Goal of the exercise: Please filter the data down to the lines that include the word "kaggle" and copy them.

******************************

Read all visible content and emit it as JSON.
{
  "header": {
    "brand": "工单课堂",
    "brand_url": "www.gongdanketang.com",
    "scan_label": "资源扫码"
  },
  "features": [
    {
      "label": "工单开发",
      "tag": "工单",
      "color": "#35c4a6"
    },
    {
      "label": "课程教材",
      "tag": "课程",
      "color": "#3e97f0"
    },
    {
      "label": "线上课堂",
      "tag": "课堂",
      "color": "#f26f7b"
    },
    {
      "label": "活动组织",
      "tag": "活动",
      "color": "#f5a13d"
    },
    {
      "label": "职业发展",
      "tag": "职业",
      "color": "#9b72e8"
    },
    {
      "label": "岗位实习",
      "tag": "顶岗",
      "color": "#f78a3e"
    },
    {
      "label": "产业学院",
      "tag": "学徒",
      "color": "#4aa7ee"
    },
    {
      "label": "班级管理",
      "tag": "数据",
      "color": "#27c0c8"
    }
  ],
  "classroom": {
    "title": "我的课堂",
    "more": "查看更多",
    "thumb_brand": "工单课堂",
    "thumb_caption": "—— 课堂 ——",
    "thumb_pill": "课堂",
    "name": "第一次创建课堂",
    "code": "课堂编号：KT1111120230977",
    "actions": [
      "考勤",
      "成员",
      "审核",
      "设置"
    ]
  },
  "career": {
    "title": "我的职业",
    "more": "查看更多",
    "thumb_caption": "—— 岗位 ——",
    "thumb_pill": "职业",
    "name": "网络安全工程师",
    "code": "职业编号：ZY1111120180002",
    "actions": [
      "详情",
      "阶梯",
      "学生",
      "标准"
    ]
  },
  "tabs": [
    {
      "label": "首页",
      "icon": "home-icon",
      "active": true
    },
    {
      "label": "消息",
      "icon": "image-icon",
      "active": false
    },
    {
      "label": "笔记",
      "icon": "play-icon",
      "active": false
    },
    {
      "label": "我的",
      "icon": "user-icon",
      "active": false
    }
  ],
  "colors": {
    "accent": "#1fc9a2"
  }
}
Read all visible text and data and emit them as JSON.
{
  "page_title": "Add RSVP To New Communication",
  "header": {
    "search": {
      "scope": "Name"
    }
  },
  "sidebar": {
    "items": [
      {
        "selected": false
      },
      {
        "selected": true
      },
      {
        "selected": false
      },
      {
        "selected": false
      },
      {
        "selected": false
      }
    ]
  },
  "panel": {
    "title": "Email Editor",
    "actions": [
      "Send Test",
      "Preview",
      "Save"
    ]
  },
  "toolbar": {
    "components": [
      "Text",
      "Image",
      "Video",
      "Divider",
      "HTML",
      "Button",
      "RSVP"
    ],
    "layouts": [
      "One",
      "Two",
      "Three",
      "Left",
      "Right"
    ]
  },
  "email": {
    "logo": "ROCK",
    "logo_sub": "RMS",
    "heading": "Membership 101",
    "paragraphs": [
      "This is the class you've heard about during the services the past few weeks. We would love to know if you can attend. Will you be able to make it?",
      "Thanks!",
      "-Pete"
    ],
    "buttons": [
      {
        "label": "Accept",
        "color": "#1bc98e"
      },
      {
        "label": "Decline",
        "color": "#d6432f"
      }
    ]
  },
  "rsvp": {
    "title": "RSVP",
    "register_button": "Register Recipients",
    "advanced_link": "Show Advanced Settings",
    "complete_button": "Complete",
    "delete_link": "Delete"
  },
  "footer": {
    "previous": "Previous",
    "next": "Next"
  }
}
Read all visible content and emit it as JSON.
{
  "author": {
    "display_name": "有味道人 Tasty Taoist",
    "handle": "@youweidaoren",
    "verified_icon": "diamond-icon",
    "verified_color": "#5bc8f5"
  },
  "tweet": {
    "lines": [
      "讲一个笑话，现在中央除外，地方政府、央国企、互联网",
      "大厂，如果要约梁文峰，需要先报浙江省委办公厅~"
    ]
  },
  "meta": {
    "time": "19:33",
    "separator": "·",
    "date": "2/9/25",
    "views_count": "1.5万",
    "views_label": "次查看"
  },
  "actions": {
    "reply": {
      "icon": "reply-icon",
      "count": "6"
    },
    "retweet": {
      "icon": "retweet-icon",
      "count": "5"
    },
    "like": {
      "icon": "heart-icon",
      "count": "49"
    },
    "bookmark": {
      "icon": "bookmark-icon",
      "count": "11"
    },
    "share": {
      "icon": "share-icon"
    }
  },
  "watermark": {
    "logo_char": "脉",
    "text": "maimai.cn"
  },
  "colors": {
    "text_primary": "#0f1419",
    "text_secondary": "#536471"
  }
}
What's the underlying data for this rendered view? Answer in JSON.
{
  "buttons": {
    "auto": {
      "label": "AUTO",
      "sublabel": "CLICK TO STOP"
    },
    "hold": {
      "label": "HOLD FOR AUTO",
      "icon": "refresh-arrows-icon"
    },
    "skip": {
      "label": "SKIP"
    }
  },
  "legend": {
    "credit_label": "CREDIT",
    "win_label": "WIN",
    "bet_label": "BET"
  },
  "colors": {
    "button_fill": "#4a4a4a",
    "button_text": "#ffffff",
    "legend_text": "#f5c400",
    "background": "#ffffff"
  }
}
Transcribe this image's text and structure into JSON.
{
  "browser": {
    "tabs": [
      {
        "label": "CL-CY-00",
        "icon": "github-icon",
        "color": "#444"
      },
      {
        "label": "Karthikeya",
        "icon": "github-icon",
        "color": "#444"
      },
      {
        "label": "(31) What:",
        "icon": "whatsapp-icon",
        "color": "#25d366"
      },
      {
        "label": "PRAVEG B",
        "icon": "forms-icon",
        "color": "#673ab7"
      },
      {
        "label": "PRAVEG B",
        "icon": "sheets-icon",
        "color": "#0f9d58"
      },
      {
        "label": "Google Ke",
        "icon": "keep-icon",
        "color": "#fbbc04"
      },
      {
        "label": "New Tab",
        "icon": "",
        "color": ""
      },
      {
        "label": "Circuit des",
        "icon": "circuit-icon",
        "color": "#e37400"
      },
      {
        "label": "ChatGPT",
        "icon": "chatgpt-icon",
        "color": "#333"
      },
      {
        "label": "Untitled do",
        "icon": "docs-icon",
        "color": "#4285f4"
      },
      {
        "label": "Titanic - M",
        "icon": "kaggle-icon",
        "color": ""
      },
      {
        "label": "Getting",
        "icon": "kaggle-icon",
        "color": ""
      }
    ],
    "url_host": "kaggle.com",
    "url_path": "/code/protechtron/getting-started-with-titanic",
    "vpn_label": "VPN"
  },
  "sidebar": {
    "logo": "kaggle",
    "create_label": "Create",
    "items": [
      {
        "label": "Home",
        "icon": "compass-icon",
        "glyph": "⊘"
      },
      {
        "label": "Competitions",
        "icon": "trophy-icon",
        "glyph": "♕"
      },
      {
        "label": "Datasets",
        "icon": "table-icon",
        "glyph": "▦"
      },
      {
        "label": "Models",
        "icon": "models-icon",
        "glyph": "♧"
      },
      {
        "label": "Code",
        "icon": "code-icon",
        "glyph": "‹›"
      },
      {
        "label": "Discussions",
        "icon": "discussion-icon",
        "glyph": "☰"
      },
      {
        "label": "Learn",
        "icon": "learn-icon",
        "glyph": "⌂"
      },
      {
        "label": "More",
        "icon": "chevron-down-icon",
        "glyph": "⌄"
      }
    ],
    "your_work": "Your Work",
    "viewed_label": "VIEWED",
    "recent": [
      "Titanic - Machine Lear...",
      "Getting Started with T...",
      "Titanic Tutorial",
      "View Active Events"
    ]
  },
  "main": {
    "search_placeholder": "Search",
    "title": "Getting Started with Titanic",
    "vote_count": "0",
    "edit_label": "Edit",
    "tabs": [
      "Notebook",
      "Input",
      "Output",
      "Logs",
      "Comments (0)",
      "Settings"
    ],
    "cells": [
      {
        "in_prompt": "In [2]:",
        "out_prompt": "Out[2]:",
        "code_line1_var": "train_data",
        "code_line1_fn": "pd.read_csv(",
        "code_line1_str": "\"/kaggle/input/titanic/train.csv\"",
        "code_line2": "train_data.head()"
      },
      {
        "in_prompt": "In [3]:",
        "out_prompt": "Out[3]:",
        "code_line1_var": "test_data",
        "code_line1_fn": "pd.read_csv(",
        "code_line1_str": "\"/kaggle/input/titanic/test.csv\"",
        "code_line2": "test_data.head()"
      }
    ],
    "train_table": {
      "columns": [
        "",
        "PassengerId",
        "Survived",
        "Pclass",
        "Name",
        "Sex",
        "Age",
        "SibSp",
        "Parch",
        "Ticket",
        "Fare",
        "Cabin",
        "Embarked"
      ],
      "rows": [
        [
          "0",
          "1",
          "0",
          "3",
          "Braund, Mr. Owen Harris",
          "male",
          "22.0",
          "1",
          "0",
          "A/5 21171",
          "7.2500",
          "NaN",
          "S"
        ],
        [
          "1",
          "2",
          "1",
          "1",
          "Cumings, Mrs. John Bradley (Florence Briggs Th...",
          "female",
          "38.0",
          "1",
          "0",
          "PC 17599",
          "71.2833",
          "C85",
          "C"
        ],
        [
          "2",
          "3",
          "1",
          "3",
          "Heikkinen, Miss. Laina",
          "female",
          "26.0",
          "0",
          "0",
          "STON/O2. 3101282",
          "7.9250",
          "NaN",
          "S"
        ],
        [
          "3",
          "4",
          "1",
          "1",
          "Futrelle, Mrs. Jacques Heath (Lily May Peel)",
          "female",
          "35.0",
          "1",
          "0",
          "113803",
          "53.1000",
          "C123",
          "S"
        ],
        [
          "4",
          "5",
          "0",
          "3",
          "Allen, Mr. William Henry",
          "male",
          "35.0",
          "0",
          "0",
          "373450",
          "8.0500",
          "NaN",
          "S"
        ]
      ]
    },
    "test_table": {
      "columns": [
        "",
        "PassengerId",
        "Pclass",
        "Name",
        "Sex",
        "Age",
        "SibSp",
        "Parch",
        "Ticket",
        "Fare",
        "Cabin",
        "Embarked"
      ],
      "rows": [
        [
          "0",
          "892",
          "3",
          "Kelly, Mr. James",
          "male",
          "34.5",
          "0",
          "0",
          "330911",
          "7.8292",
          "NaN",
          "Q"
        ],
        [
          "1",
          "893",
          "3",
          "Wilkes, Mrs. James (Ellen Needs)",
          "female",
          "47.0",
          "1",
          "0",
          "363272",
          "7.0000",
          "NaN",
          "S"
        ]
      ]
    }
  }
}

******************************

Answer below:
        "icon": "kaggle-icon",
        "icon": "kaggle-icon",
    "url_host": "kaggle.com",
    "logo": "kaggle",
        "code_line1_str": "\"/kaggle/input/titanic/train.csv\"",
        "code_line1_str": "\"/kaggle/input/titanic/test.csv\"",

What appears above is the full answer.